Irony occurs when events turn out the opposite of what is expected, while satire pokes fun at social problems.
Both the monk and the friar are supposed to live humble lives in service of others and in imitation of Christ. Ironically, they each do the opposite.
The monk is supposed be cloistered, which means to live in the monastery, apart from the world. Clearly, he is not doing that, since he is on the pilgrimage to Canterbury. Further, he leads a very comfortable life, more akin to what we might associate with the lord of the manor. His habit is trimmed with gray fur, a sign of wealth, and he is fat with a shining bald head and face, suggesting he is in robust, well-fed good health.
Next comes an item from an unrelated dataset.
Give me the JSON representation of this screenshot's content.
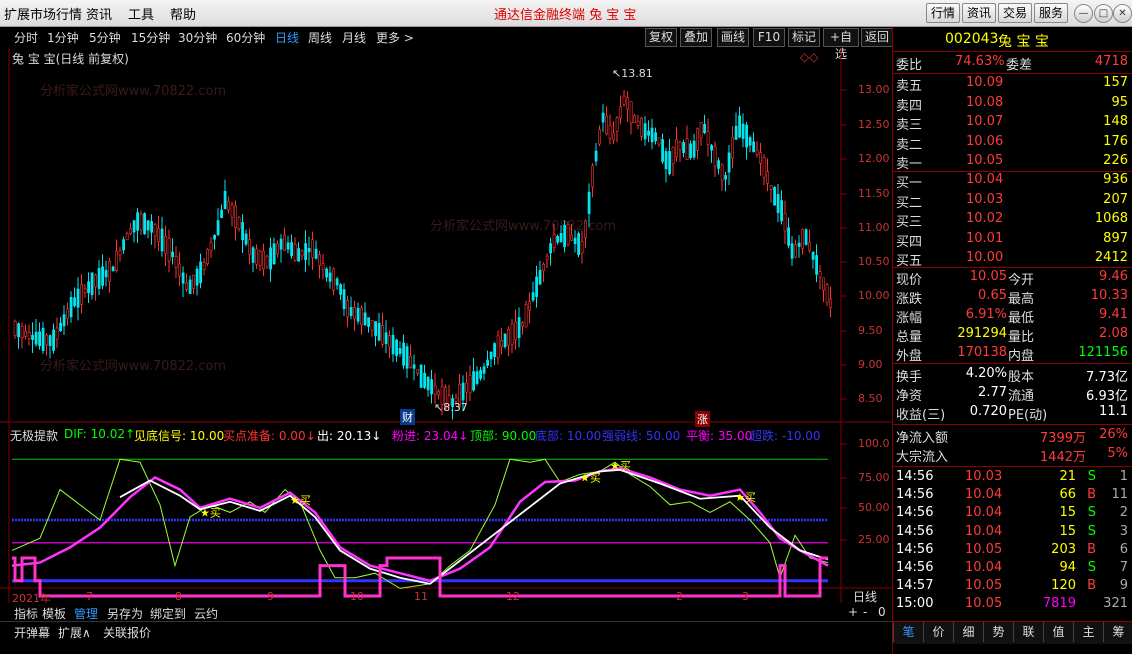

We learn that:
Of priking and of hunting for the hare was al his lust, for no cost wolde he spare.
In other words, he spares no cost on his hunting for hares, which is his passion. He is also a womanizer, with a sweet, lisping voice he uses to woo the ladies, ironic since to become a monk he had to take vows of chastity—and also he should be inside his all-male monastery. The host points out that if had not been a monk, he would have "fathered dozens."
The friar is likewise a worldly rather than a religious man. The friar should be serving the poor, but, ironically, he is serving himself. We find that he is:
Ful wel biloved … with the worthy wommen of the town.
In other words, he is sleeping around. He has also benefitted financially from a scheme in which he has let out word that his penances for sin are easy. The rich people flock to him, but his easy penances come with a price tag that has made him quite financially comfortable.
Chaucer uses both these figures to satirize or poke fun at the corrupt state of the clergy and the church in his time period.